■ Dataset records ■

BEGIN

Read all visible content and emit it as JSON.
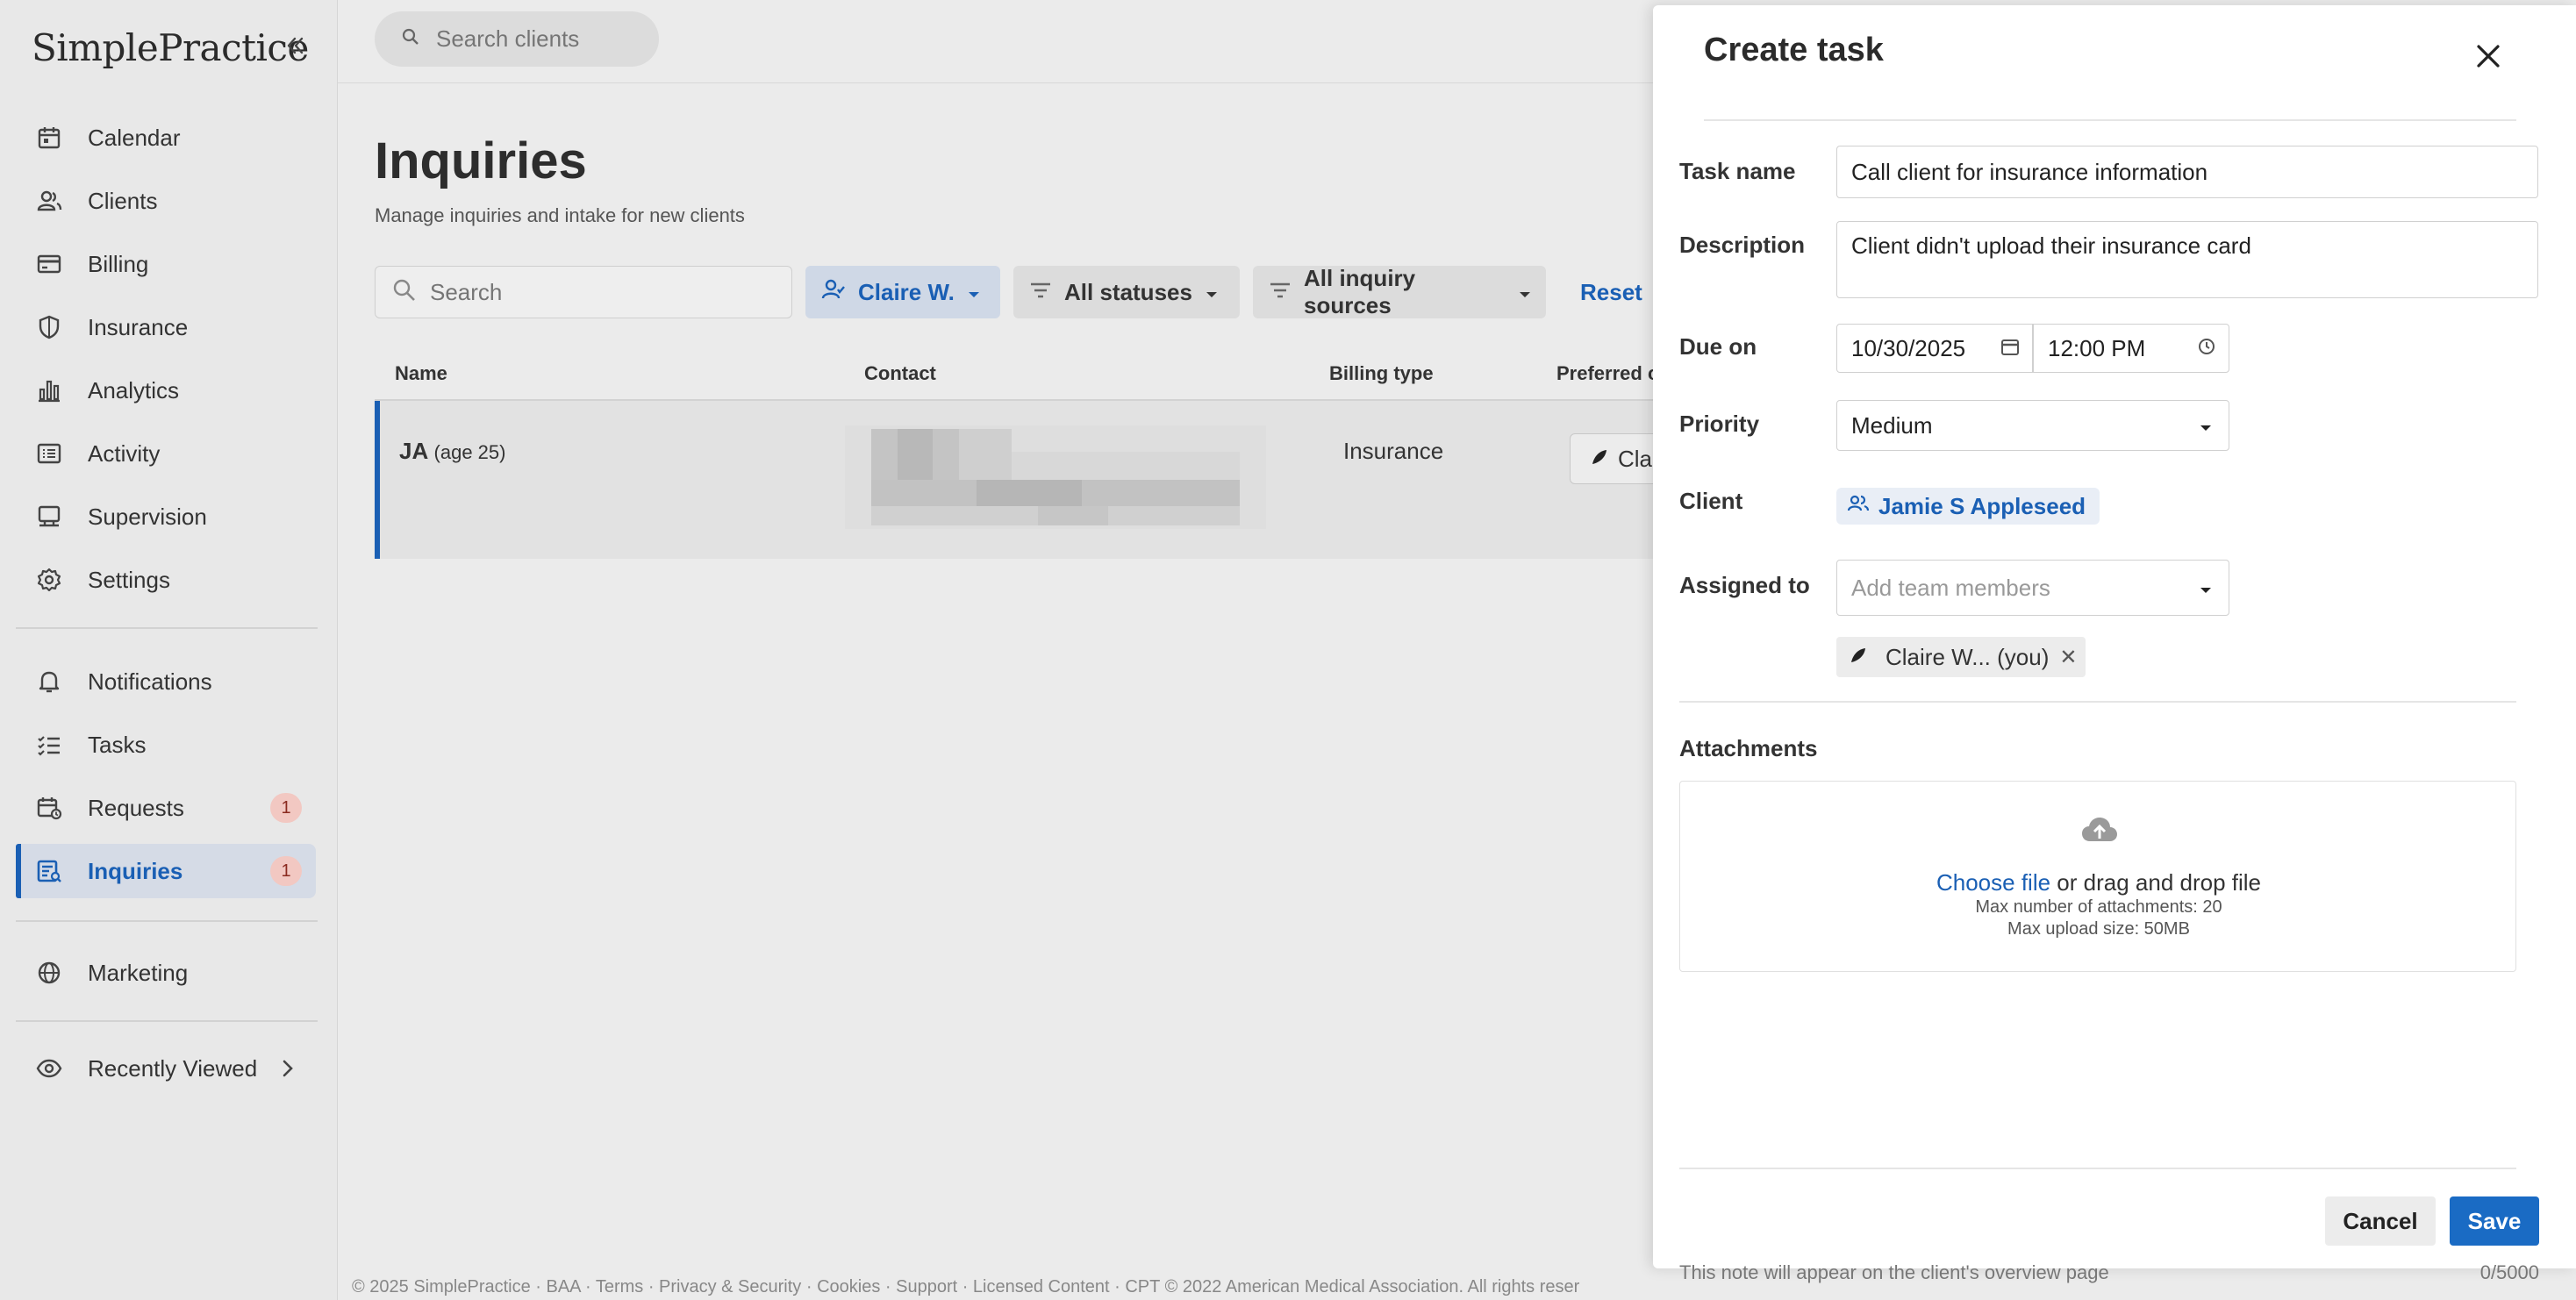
{
  "brand": {
    "logo_text": "SimplePractice"
  },
  "sidebar": {
    "items": [
      {
        "label": "Calendar",
        "icon": "calendar-icon"
      },
      {
        "label": "Clients",
        "icon": "clients-icon"
      },
      {
        "label": "Billing",
        "icon": "billing-icon"
      },
      {
        "label": "Insurance",
        "icon": "shield-icon"
      },
      {
        "label": "Analytics",
        "icon": "analytics-icon"
      },
      {
        "label": "Activity",
        "icon": "activity-icon"
      },
      {
        "label": "Supervision",
        "icon": "supervision-icon"
      },
      {
        "label": "Settings",
        "icon": "gear-icon"
      },
      {
        "label": "Notifications",
        "icon": "bell-icon"
      },
      {
        "label": "Tasks",
        "icon": "tasks-icon"
      },
      {
        "label": "Requests",
        "icon": "requests-icon",
        "badge": "1"
      },
      {
        "label": "Inquiries",
        "icon": "inquiries-icon",
        "badge": "1",
        "active": true
      },
      {
        "label": "Marketing",
        "icon": "globe-icon"
      },
      {
        "label": "Recently Viewed",
        "icon": "eye-icon"
      }
    ]
  },
  "topbar": {
    "search_placeholder": "Search clients"
  },
  "page": {
    "title": "Inquiries",
    "subtitle": "Manage inquiries and intake for new clients"
  },
  "filters": {
    "search_placeholder": "Search",
    "user": "Claire W.",
    "status": "All statuses",
    "source": "All inquiry sources",
    "reset": "Reset"
  },
  "table": {
    "headers": [
      "Name",
      "Contact",
      "Billing type",
      "Preferred c"
    ],
    "rows": [
      {
        "name": "JA",
        "age": "(age 25)",
        "billing": "Insurance",
        "preferred": "Clair"
      }
    ]
  },
  "footer": {
    "text": "© 2025 SimplePractice · BAA · Terms · Privacy & Security · Cookies · Support · Licensed Content · CPT © 2022 American Medical Association. All rights reser"
  },
  "modal": {
    "title": "Create task",
    "task_name_label": "Task name",
    "task_name_value": "Call client for insurance information",
    "description_label": "Description",
    "description_value": "Client didn't upload their insurance card",
    "due_label": "Due on",
    "due_date": "10/30/2025",
    "due_time": "12:00 PM",
    "priority_label": "Priority",
    "priority_value": "Medium",
    "client_label": "Client",
    "client_value": "Jamie S Appleseed",
    "assigned_label": "Assigned to",
    "assigned_placeholder": "Add team members",
    "assigned_member": "Claire W... (you)",
    "attachments_label": "Attachments",
    "choose_file": "Choose file",
    "drag_text": "or drag and drop file",
    "max_count": "Max number of attachments: 20",
    "max_size": "Max upload size: 50MB",
    "cancel": "Cancel",
    "save": "Save",
    "note": "This note will appear on the client's overview page",
    "count": "0/5000"
  },
  "colors": {
    "accent": "#1a5fb4",
    "badge_bg": "#f2c8c2"
  }
}
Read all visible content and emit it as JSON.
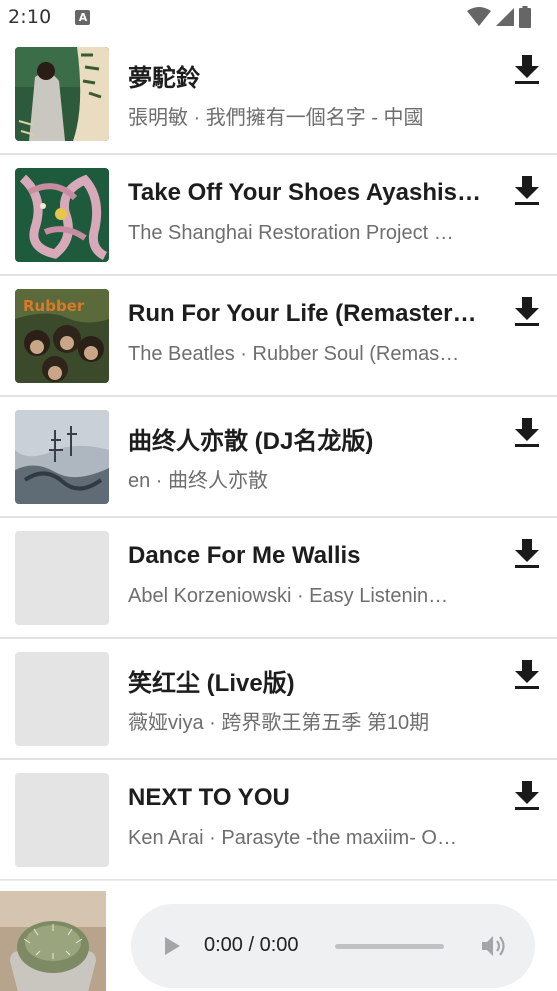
{
  "status_bar": {
    "time": "2:10",
    "notification_icon": "a-icon",
    "wifi_icon": "wifi-icon",
    "signal_icon": "signal-icon",
    "battery_icon": "battery-icon"
  },
  "songs": [
    {
      "title": "夢駝鈴",
      "subtitle": "張明敏 · 我們擁有一個名字 - 中國",
      "cover": "album-cover-art",
      "download_icon": "download-icon"
    },
    {
      "title": "Take Off Your Shoes Ayashis…",
      "subtitle": "The Shanghai Restoration Project …",
      "cover": "album-cover-art",
      "download_icon": "download-icon"
    },
    {
      "title": "Run For Your Life (Remastere…",
      "subtitle": "The Beatles · Rubber Soul (Remas…",
      "cover": "album-cover-art",
      "download_icon": "download-icon"
    },
    {
      "title": "曲终人亦散 (DJ名龙版)",
      "subtitle": "en · 曲终人亦散",
      "cover": "album-cover-art",
      "download_icon": "download-icon"
    },
    {
      "title": "Dance For Me Wallis",
      "subtitle": "Abel Korzeniowski · Easy Listenin…",
      "cover": "album-cover-placeholder",
      "download_icon": "download-icon"
    },
    {
      "title": "笑红尘 (Live版)",
      "subtitle": "薇娅viya · 跨界歌王第五季 第10期",
      "cover": "album-cover-placeholder",
      "download_icon": "download-icon"
    },
    {
      "title": "NEXT TO YOU",
      "subtitle": "Ken Arai · Parasyte -the maxiim- O…",
      "cover": "album-cover-placeholder",
      "download_icon": "download-icon"
    }
  ],
  "player": {
    "thumbnail": "cactus-thumbnail",
    "time_display": "0:00 / 0:00",
    "progress": 0,
    "play_icon": "play-icon",
    "volume_icon": "volume-icon"
  },
  "colors": {
    "divider": "#e2e2e2",
    "title_text": "#1d1d1d",
    "subtitle_text": "#6e6e6e",
    "icon": "#1a1a1a",
    "player_pill": "#eef0f2",
    "placeholder": "#e4e4e4"
  }
}
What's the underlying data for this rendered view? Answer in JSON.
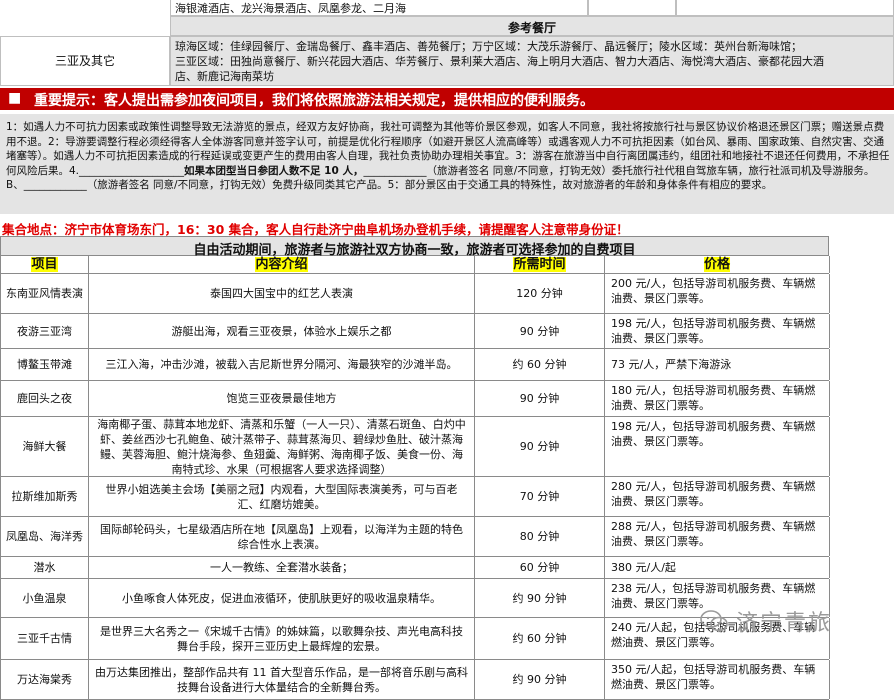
{
  "top": {
    "row1_text": "海银滩酒店、龙兴海景酒店、凤凰参龙、二月海",
    "dining_heading": "参考餐厅",
    "region_label": "三亚及其它",
    "dining_line1": "琼海区域：佳绿园餐厅、金瑞岛餐厅、鑫丰酒店、善苑餐厅；万宁区域：大茂乐游餐厅、晶远餐厅；陵水区域：英州台新海味馆；",
    "dining_line2": "三亚区域：田独尚意餐厅、新兴花园大酒店、华芳餐厅、景利莱大酒店、海上明月大酒店、智力大酒店、海悦湾大酒店、豪都花园大酒",
    "dining_line3": "店、新鹿记海南菜坊"
  },
  "notice": {
    "marker": "■",
    "text": "重要提示：客人提出需参加夜间项目，我们将依照旅游法相关规定，提供相应的便利服务。"
  },
  "terms": {
    "p1": "1：如遇人力不可抗力因素或政策性调整导致无法游览的景点，经双方友好协商，我社可调整为其他等价景区参观，如客人不同意，我社将按旅行社与景区协议价格退还景区门票；赠送景点费用不退。2：导游要调整行程必须经得客人全体游客同意并签字认可，前提是优化行程顺序（如避开景区人流高峰等）或遇客观人力不可抗拒因素（如台风、暴雨、国家政策、自然灾害、交通堵塞等）。如遇人力不可抗拒因素造成的行程延误或变更产生的费用由客人自理，我社负责协助办理相关事宜。3：游客在旅游当中自行离团属违约，组团社和地接社不退还任何费用，不承担任何风险后果。4.",
    "fill_blank": "____________________",
    "bold_part": "如果本团型当日参团人数不足 10 人，",
    "sign1": "____________（旅游者签名 同意/不同意，打钩无效）委托旅行社代租自驾旅车辆，旅行社派司机及导游服务。B、",
    "sign2": "____________（旅游者签名 同意/不同意，打钩无效）免费升级同类其它产品。",
    "p5": "5：部分景区由于交通工具的特殊性，故对旅游者的年龄和身体条件有相应的要求。"
  },
  "meeting_point": "集合地点：济宁市体育场东门，16：30 集合，客人自行赴济宁曲阜机场办登机手续，请提醒客人注意带身份证！",
  "activities": {
    "title": "自由活动期间，旅游者与旅游社双方协商一致，旅游者可选择参加的自费项目",
    "headers": [
      "项目",
      "内容介绍",
      "所需时间",
      "价格"
    ],
    "rows": [
      {
        "name": "东南亚风情表演",
        "desc": "泰国四大国宝中的红艺人表演",
        "time": "120 分钟",
        "price": "200 元/人，包括导游司机服务费、车辆燃油费、景区门票等。"
      },
      {
        "name": "夜游三亚湾",
        "desc": "游艇出海，观看三亚夜景，体验水上娱乐之都",
        "time": "90 分钟",
        "price": "198 元/人，包括导游司机服务费、车辆燃油费、景区门票等。"
      },
      {
        "name": "博鳌玉带滩",
        "desc": "三江入海，冲击沙滩，被载入吉尼斯世界分隔河、海最狭窄的沙滩半岛。",
        "time": "约 60 分钟",
        "price": "73 元/人，严禁下海游泳"
      },
      {
        "name": "鹿回头之夜",
        "desc": "饱览三亚夜景最佳地方",
        "time": "90 分钟",
        "price": "180 元/人，包括导游司机服务费、车辆燃油费、景区门票等。"
      },
      {
        "name": "海鲜大餐",
        "desc": "海南椰子蛋、蒜茸本地龙虾、清蒸和乐蟹（一人一只）、清蒸石斑鱼、白灼中虾、姜丝西沙七孔鲍鱼、破汁蒸带子、蒜茸蒸海贝、碧绿炒鱼肚、破汁蒸海鳗、芙蓉海胆、鲍汁烧海参、鱼翅羹、海鲜粥、海南椰子饭、美食一份、海南特式珍、水果（可根据客人要求选择调整）",
        "time": "90 分钟",
        "price": "198 元/人，包括导游司机服务费、车辆燃油费、景区门票等。"
      },
      {
        "name": "拉斯维加斯秀",
        "desc": "世界小姐选美主会场【美丽之冠】内观看，大型国际表演美秀，可与百老汇、红磨坊媲美。",
        "time": "70 分钟",
        "price": "280 元/人，包括导游司机服务费、车辆燃油费、景区门票等。"
      },
      {
        "name": "凤凰岛、海洋秀",
        "desc": "国际邮轮码头，七星级酒店所在地【凤凰岛】上观看，以海洋为主题的特色综合性水上表演。",
        "time": "80 分钟",
        "price": "288 元/人，包括导游司机服务费、车辆燃油费、景区门票等。"
      },
      {
        "name": "潜水",
        "desc": "一人一教练、全套潜水装备；",
        "time": "60 分钟",
        "price": "380 元/人/起"
      },
      {
        "name": "小鱼温泉",
        "desc": "小鱼啄食人体死皮，促进血液循环，使肌肤更好的吸收温泉精华。",
        "time": "约 90 分钟",
        "price": "238 元/人，包括导游司机服务费、车辆燃油费、景区门票等。"
      },
      {
        "name": "三亚千古情",
        "desc": "是世界三大名秀之一《宋城千古情》的姊妹篇，以歌舞杂技、声光电高科技舞台手段，探开三亚历史上最辉煌的宏景。",
        "time": "约 60 分钟",
        "price": "240 元/人起，包括导游司机服务费、车辆燃油费、景区门票等。"
      },
      {
        "name": "万达海棠秀",
        "desc": "由万达集团推出，整部作品共有 11 首大型音乐作品，是一部将音乐剧与高科技舞台设备进行大体量结合的全新舞台秀。",
        "time": "约 90 分钟",
        "price": "350 元/人起，包括导游司机服务费、车辆燃油费、景区门票等。"
      }
    ]
  },
  "watermark": "济宁青旅"
}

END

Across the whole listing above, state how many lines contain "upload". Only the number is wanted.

■ Task solution ■
2